Following a highly acclaimed run at Southwark Playhouse Ray Rackham’s biopic musical play about the Hollywood icon Judy Garland is back and has lost none of its charm, writes Nicky Sweetland.
The name of the show has changed from Through the Mill to simply Judy! and at the Arts Theatre, the performers are faced with a traditional pros arch stage rather than the thrust, which gave a real closeness with the audience when the show was at Southwark last summer.
Somehow they have managed to keep an intimate feel to the production however, with everyone’s favourite ‘girl next door’ portrayed with such an astonishing depth, that you can’t help but be drawn in.
Rackham has an astute talent for layering stories, with his previous stage success Apartment 40C interlocking tales across decades. The interwoven plots within Judy! see three eras of the performer’s life and career, expertly portrayed by a trio of ultra talented actresses, who illustrate the star’s many struggles behind her successes.
West End debutante Lucy Penrose plays Garland at the time when she was given her break in showbiz at the tender age of 12, before shooting to stardom when cast as Dorothy Gale in The Wizard of Oz. Penrose has developed into a formidable force since first being cast in the show and her every movement and facial expression are perfectly pitched to exude the essence of the young star without it being an impersonation.
Belinda Wollaston gets possibly the most difficult task when giving us Judy in her Palace Theatre Days, a time when at the age of 29, she was already seen by many as being past her best.

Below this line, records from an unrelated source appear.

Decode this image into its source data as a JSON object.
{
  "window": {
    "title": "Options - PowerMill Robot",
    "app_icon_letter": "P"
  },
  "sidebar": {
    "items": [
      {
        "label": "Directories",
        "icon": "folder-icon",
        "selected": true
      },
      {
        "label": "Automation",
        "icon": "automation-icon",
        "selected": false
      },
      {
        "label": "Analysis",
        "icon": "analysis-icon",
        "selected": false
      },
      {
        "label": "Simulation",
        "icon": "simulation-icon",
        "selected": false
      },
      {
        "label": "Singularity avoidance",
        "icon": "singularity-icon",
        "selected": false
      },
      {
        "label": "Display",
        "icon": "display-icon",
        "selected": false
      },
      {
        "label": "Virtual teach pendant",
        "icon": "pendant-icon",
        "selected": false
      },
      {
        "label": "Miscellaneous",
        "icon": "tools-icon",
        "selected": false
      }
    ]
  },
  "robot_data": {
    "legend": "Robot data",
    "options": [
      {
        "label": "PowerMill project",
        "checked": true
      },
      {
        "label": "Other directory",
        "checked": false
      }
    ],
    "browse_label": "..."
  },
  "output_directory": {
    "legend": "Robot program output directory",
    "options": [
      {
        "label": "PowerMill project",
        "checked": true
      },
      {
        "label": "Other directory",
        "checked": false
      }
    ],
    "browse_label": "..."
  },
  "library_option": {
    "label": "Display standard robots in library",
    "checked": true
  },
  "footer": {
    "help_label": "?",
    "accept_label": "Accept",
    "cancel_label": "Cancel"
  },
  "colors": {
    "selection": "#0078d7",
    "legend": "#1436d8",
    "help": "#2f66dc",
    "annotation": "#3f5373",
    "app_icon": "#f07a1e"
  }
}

Wollaston’s sensitive and impassioned performance – particularly when delivering her Palace Medley – is simply breathtaking.
Not to be outdone by her younger cohorts, Helen Sheals also unleashes some powerhouse vocals to play CBS Judy, bringing a huge dose of humour balanced with fragility to the well-known star.
This is billed as a play with music (rather than a musical) and the emphasis is very much on the intricate and well-timed dialogue, but when the famous standards – including “Get Happy” and “The Man that Got Away” – do come along, my goodness do they bring the house down, with each of the Judys giving momentous and inspiring renditions.
There are also some impressive performances by the supporting cast, with Perry Meadowcroft as George Schlatter and Carmella Brown as Judith Kramer, ensuring it’s not just the ‘Talent’ that takes the limelight and with each ensemble member doubling up as the house band, there is a wonderful sense of support and camaraderie, which emanates from the stage.
Judy! is a heartwarming show about a much-loved legend played with aplomb by a hugely talented cast. If you’re a fan of Judy Garland, it’s a must see, but even if you’re not, this is an interesting and inspirational piece of theatre, which you’d be a fool to miss.